WORK INSTRUCTION
From the line with "Transcribe this image's" to the final line of the data below, please write out every line exactly, with no pictures.

DATASET ENTRIES
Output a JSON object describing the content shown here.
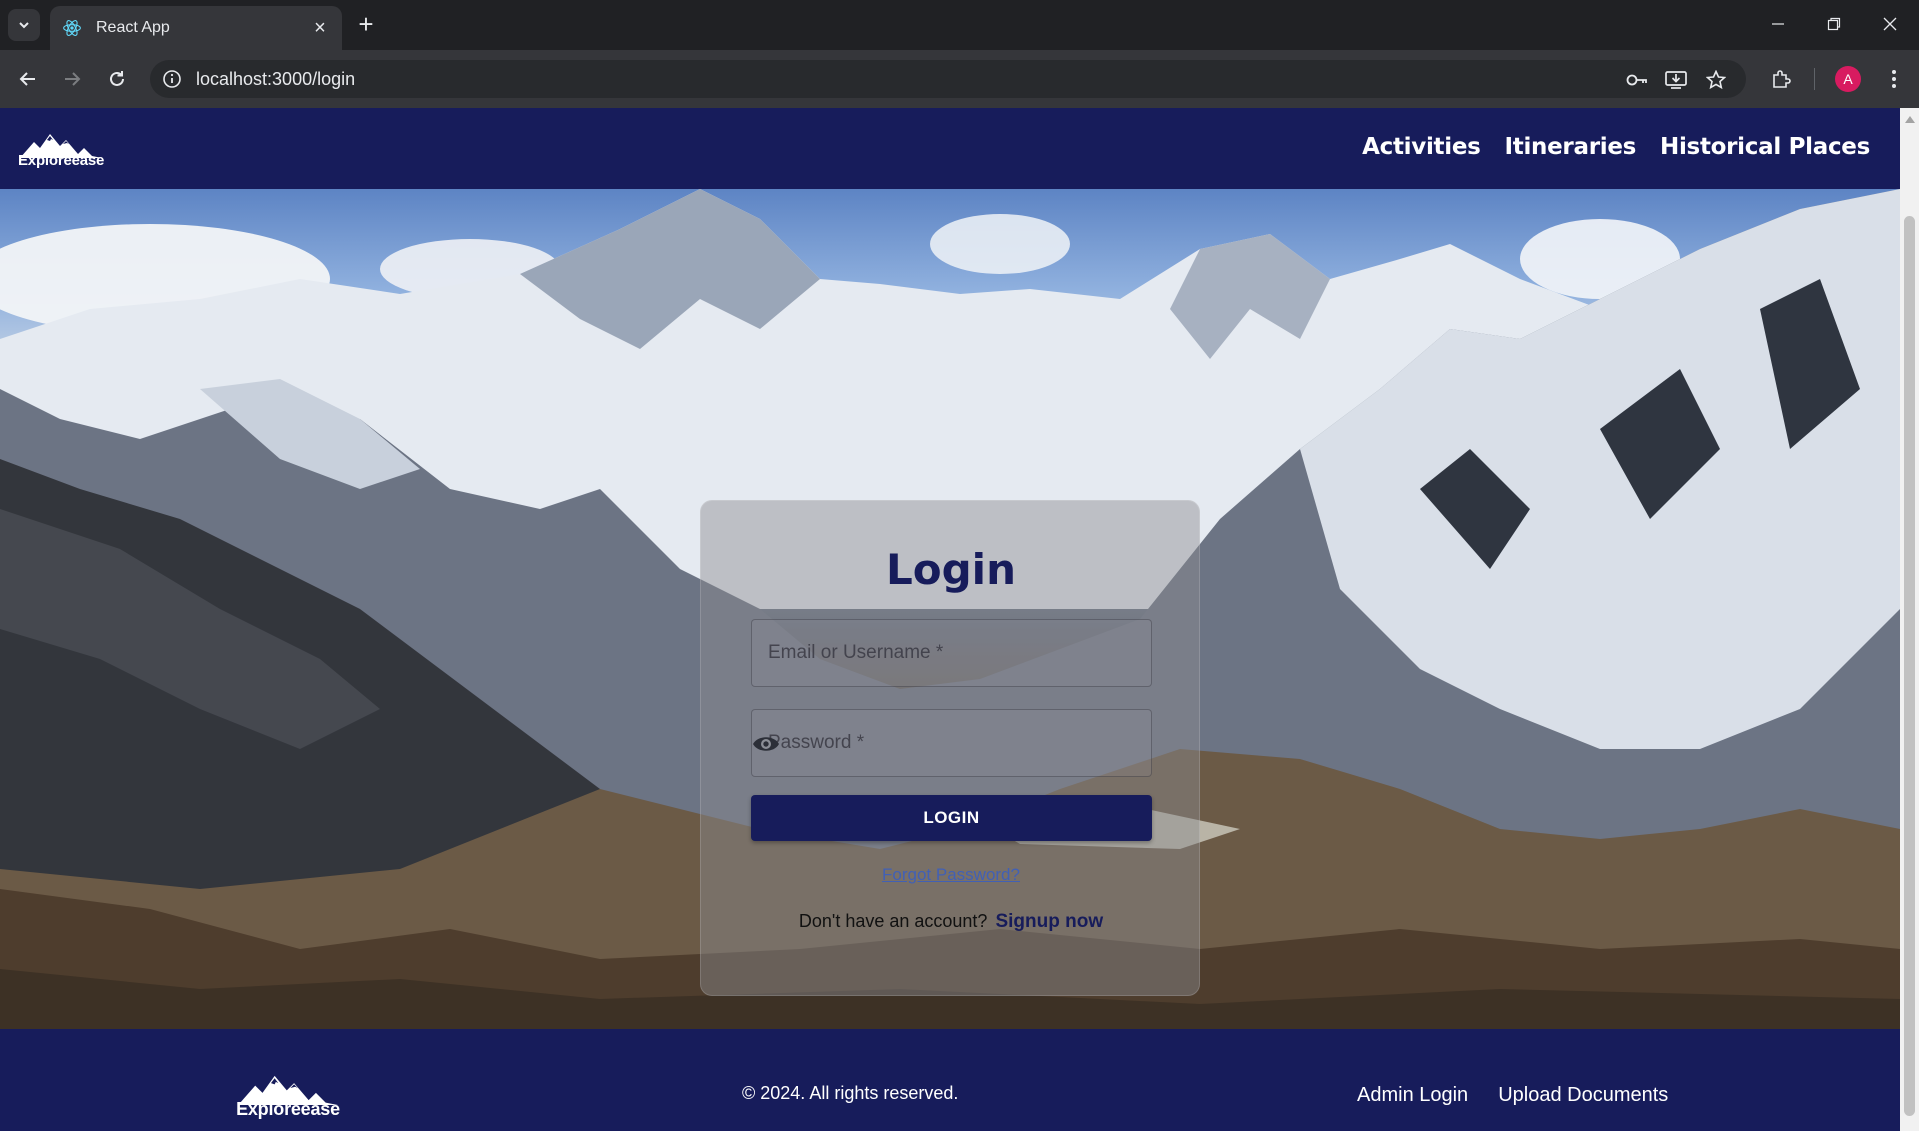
{
  "browser": {
    "tab_title": "React App",
    "url": "localhost:3000/login",
    "profile_initial": "A"
  },
  "navbar": {
    "logo_text": "Exploreease",
    "links": [
      "Activities",
      "Itineraries",
      "Historical Places"
    ]
  },
  "login": {
    "title": "Login",
    "email_placeholder": "Email or Username *",
    "password_placeholder": "Password *",
    "button_label": "LOGIN",
    "forgot_label": "Forgot Password?",
    "signup_prompt": "Don't have an account?",
    "signup_link": "Signup now"
  },
  "footer": {
    "logo_text": "Exploreease",
    "copyright": "© 2024. All rights reserved.",
    "links": [
      "Admin Login",
      "Upload Documents"
    ]
  },
  "colors": {
    "brand_navy": "#171c5b",
    "link_blue": "#2f5bd0",
    "chrome_dark": "#202124"
  }
}
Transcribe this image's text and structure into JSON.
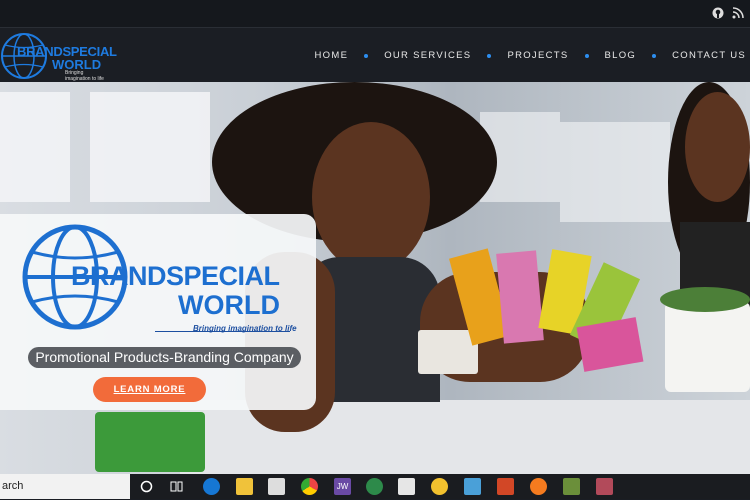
{
  "topbar": {
    "icons": [
      "github-icon",
      "rss-icon"
    ]
  },
  "logo": {
    "line1": "BRANDSPECIAL",
    "line2": "WORLD",
    "tagline": "Bringing imagination to life"
  },
  "nav": {
    "items": [
      "HOME",
      "OUR SERVICES",
      "PROJECTS",
      "BLOG",
      "CONTACT US"
    ]
  },
  "hero": {
    "brand_line1": "BRANDSPECIAL",
    "brand_line2": "WORLD",
    "brand_tagline": "Bringing imagination to life",
    "subtitle": "Promotional Products-Branding Company",
    "cta": "LEARN MORE"
  },
  "taskbar": {
    "search_text": "arch",
    "apps": [
      "cortana-icon",
      "task-view-icon",
      "edge-icon",
      "file-explorer-icon",
      "store-icon",
      "chrome-icon",
      "jw-icon",
      "app-icon",
      "photos-icon",
      "app-icon-2",
      "app-icon-3",
      "powerpoint-icon",
      "firefox-icon",
      "app-icon-4",
      "app-icon-5"
    ]
  },
  "colors": {
    "accent": "#1d6fd0",
    "cta": "#f26b3a",
    "nav_bg": "#1b1e24"
  }
}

ANSWER TO THIS TASK
Transcribe this image's text and structure into JSON.
{
  "topbar": {
    "icons": [
      "github-icon",
      "rss-icon"
    ]
  },
  "logo": {
    "line1": "BRANDSPECIAL",
    "line2": "WORLD",
    "tagline": "Bringing imagination to life"
  },
  "nav": {
    "items": [
      "HOME",
      "OUR SERVICES",
      "PROJECTS",
      "BLOG",
      "CONTACT US"
    ]
  },
  "hero": {
    "brand_line1": "BRANDSPECIAL",
    "brand_line2": "WORLD",
    "brand_tagline": "Bringing imagination to life",
    "subtitle": "Promotional Products-Branding Company",
    "cta": "LEARN MORE"
  },
  "taskbar": {
    "search_text": "arch",
    "apps": [
      "cortana-icon",
      "task-view-icon",
      "edge-icon",
      "file-explorer-icon",
      "store-icon",
      "chrome-icon",
      "jw-icon",
      "app-icon",
      "photos-icon",
      "app-icon-2",
      "app-icon-3",
      "powerpoint-icon",
      "firefox-icon",
      "app-icon-4",
      "app-icon-5"
    ]
  },
  "colors": {
    "accent": "#1d6fd0",
    "cta": "#f26b3a",
    "nav_bg": "#1b1e24"
  }
}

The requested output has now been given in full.